Should Your Camp Serve as an Evacuation Center?

Evacuation Center Pre-Commitment Questions for Camps

As weather events continue to occur throughout the year, the American Camp Association reflects on the lessons we learned in 2005 regarding camps serving as evacuation centers for the victims of hurricanes in the Gulf region. Many camps were called upon to serve a variety of needs — including housing evacuees. In preparation for future situations, we share with camps the following list of important questions camps should consider prior to agreeing to serve as an evacuation center.

What if you are called upon unexpectedly in a time of crisis? 
As was the case in 2005, camps may be called upon in times of emergency to serve as evacuation centers. Camps learned some important lessons when they were asked to serve quickly. Following is a list of important considerations:

Receiving Guests and Ensuring Safety:

  • Length of Time: How long will guests be staying? Consider whether you can even accommodate guests — Is camp in session? Is camp not in session? Will camp be in session soon? What about rental groups already booked at camp?
  • Permanent Housing: Who is securing permanent housing for your guests? How will guests be transported to new housing? What if permanent housing is not located quickly — what will you be able to do?
  • Liability Issues:  Have you spoken to your insurance company about coverage? Can you get certificates of insurance from other responsible organizations (e.g., FEMA)?  How will you orient guests to your rules, procedures, and safety issues? (What do you do if rules are broken?)
  • Security: Who will provide security and law enforcement for the camp? How will you monitor the coming/going of guests?
  • Registering Guests: You need to know who is at your camp. How will you “register” them?

Guest Services:

  • Sleeping Quarters: How will you provide accommodation? Will you separate males and females? What about married couples? What about children?
  • Food: How will you provide three meals a day to your guests? Who will prepare the food? Who will provide the food stuffs? Who will provide clean-up? How will you meet health department requirements for food safety and handling?
  • Laundry: How will you provide laundry services to your guests? How will you handle camp laundry — such as tablecloths and dishtowels?
  • Medical Assistance: Who will provide medical services to guests?
  • Counseling/Guidance: Who can provide counseling — spiritual, mental health, etc.?
  • Transportation: Who will provide transportation for guests to do errands, interview for jobs, seek housing, etc.?
  • Daily Program: Will you provide daily activities for guests? Who/how will you do it?

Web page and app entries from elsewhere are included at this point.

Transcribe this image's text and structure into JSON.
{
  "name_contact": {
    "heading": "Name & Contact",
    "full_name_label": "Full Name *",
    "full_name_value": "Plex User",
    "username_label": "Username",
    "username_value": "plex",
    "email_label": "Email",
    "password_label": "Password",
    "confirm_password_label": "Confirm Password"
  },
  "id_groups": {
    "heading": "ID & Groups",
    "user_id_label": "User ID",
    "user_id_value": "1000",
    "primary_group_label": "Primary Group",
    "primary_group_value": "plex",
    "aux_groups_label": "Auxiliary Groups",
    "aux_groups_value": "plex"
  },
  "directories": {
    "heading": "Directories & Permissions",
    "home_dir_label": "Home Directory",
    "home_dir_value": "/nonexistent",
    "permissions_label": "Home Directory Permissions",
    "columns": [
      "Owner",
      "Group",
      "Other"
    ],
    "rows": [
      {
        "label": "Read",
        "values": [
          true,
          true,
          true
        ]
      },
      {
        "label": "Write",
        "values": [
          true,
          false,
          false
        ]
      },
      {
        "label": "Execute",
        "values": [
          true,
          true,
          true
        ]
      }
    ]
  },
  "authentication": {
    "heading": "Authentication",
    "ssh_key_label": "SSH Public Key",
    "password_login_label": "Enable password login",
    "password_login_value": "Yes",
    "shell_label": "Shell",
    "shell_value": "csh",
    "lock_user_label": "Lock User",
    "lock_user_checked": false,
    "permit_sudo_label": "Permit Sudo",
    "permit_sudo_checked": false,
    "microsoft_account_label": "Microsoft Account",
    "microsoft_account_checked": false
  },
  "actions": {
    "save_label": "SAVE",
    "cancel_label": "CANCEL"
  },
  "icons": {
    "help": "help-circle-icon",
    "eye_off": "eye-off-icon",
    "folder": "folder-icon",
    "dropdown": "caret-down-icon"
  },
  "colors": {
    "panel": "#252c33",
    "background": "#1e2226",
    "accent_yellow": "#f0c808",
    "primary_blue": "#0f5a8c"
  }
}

Facility Issues:

  • Housekeeping: Who will keep the facility clean everyday? Who will supply cleaning supplies?
  • Telephones: Guests will need to have access to telephones frequently to connect with family and friends and aid organizations. What is your phone capacity? Can you quickly get additional phone service (land lines and cell phones)? Who will pay for phone service?
  • Technology: Consider the need for computers, Internet access, printers, etc. Who can provide these things? How will appropriate use be monitored?

Other Important Issues:

  • Donations: Once word is out that you are serving as an evacuation center, how will you manage the donations that will arrive? What will you do with donations you cannot use?
  • Community Involvement: Do you have people in your community who can assist your camp in this effort? How will you recruit and manage them?
  • Reimbursement: If you are supposed to receive financial support from FEMA, the American Red Cross, or some other entity, how will you get the funds? When will you get the funds? Can you provide support before getting funds?

In the future, you may wish to officially pre-register as an evacuation center. If so:

  • The American Red Cross (ARC) has a program that pre-selects facilities as evacuation centers and trains volunteers. This may be an option for you to consider. Contact your local chapter of the ARC for more information: www.redcross.org/where/where.html.
  • In addition, pre-emergency, FEMA sets up “Logistical Centers.” If your camp would like to become involved pre-emergency in the FEMA preparation efforts, visit www.fema.gov for details.

The American Camp Association provides a 24-hour-a-day Crisis Hotline for camps. The hotline is available to any ACA camp and can help you talk through any crisis situation. The hotline is neither a medical nor a legal advice service, but it serves as a third-party to talk through situations with camps and discuss potential options for next steps. The hotline is available any time at 800-573-9019.